New CTRL-ALT-LED technique can allow threat actors to exfiltrate data from secure air-gapped systems
- The newly discovered CTRL-ALT-LED is only an exfiltration method.
- In order to carry out the attack, the attackers should find out a way to infect an air-gapped system with malware beforehand.
Academics have come up with a new technique named CTRL-ALT-LED that can allow threat actors to pilfer sensitive data from a secure air-gapped system. The technique leverages the Caps Lock, Num Lock, and Scroll Lock LEDs on a keyboard.
How does it work?
According to the research team: Mordechai Guri, Boris Zadov, Dima Bykhovsky, and Yuval Elovici, the CTRL-ALT-LED is only an exfiltration method.
In order to carry out the attack, the attackers should find out a way to infect an air-gapped system with malware beforehand. Once the prerequisites are met, the malware running on the system can make the LEDs of an USB-connected keyboard blink at rapid speed.
A nearby attacker can record these light flickers to decode the encoded transmitted data.

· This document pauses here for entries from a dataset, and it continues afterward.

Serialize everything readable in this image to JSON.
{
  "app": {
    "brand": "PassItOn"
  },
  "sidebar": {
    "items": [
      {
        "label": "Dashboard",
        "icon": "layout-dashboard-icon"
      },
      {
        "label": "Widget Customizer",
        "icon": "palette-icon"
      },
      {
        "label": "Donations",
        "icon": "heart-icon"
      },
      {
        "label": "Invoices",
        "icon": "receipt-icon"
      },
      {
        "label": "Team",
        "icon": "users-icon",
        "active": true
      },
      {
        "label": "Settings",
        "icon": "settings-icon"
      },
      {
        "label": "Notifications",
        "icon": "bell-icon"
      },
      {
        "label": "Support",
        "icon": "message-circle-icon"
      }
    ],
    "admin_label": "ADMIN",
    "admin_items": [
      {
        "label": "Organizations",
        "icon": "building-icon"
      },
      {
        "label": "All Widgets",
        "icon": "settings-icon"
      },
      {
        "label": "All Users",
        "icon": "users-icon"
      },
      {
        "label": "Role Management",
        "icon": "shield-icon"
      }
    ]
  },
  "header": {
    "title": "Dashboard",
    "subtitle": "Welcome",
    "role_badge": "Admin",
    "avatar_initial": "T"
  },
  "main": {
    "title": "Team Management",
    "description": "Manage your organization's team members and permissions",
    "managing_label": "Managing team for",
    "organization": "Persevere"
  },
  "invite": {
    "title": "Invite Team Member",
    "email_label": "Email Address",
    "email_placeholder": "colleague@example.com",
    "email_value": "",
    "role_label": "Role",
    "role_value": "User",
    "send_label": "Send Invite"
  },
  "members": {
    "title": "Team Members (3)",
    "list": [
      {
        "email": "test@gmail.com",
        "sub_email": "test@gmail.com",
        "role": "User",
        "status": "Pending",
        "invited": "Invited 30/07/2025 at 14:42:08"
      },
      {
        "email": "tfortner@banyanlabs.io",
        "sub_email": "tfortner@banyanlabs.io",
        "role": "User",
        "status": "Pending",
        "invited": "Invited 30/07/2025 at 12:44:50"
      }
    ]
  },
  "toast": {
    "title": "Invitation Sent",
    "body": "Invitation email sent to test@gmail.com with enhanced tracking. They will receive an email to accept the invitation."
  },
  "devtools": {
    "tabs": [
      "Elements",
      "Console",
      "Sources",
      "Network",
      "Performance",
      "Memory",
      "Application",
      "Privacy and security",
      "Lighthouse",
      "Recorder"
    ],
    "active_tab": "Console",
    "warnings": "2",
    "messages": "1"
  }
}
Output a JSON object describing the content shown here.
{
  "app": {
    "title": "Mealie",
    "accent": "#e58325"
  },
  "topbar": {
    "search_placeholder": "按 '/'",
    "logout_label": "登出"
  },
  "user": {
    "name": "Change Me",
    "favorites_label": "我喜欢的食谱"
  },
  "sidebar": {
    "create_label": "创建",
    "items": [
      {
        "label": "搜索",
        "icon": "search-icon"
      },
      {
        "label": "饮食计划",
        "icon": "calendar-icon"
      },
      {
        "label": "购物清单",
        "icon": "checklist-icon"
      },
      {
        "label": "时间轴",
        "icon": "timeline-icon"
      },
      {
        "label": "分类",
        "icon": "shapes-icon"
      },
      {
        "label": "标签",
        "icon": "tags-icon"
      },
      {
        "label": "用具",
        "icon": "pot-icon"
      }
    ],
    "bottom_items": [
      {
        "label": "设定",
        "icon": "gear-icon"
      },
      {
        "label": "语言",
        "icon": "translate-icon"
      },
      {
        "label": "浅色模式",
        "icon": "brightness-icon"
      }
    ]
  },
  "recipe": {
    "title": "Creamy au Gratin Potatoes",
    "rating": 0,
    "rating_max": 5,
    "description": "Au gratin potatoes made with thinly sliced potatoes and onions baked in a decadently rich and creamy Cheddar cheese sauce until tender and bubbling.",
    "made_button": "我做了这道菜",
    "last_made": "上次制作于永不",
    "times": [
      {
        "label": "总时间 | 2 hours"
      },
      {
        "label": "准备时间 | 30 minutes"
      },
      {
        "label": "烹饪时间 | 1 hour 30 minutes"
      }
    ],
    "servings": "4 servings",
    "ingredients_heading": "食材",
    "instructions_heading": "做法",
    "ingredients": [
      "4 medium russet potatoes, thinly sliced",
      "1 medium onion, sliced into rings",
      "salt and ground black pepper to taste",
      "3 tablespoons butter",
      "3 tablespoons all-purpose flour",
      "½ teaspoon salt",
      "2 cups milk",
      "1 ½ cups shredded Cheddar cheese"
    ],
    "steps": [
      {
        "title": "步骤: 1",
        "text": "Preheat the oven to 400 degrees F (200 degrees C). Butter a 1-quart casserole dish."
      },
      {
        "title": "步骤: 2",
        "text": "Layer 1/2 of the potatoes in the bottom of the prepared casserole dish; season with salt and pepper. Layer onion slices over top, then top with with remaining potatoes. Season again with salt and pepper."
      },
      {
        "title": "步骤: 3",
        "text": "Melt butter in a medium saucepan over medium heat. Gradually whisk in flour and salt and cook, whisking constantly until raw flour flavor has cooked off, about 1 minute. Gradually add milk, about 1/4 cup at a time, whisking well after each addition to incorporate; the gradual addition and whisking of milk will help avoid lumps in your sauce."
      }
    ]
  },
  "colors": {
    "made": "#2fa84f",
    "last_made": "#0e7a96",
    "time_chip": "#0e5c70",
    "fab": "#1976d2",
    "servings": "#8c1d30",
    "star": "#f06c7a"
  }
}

The experiment was performed using various optical devices such as smartphone cameras, a smartwatch’s camera, a security camera, extreme sports cameras, and even high-grade optical/light sensors.
During the experiments, the research team from the Ben-Gurion University in Israel said that data speed varied depending on the camera’s sensitivity and distance from the keyboard.
While sensitive light sensors allowed the transfer of data at speeds up to 3000 bit/sec, it decreased when the optical device was changed to a normal smartphone camera (120 bit/sec). The bit error rates in recovering the stolen data varied between 3% and 8%.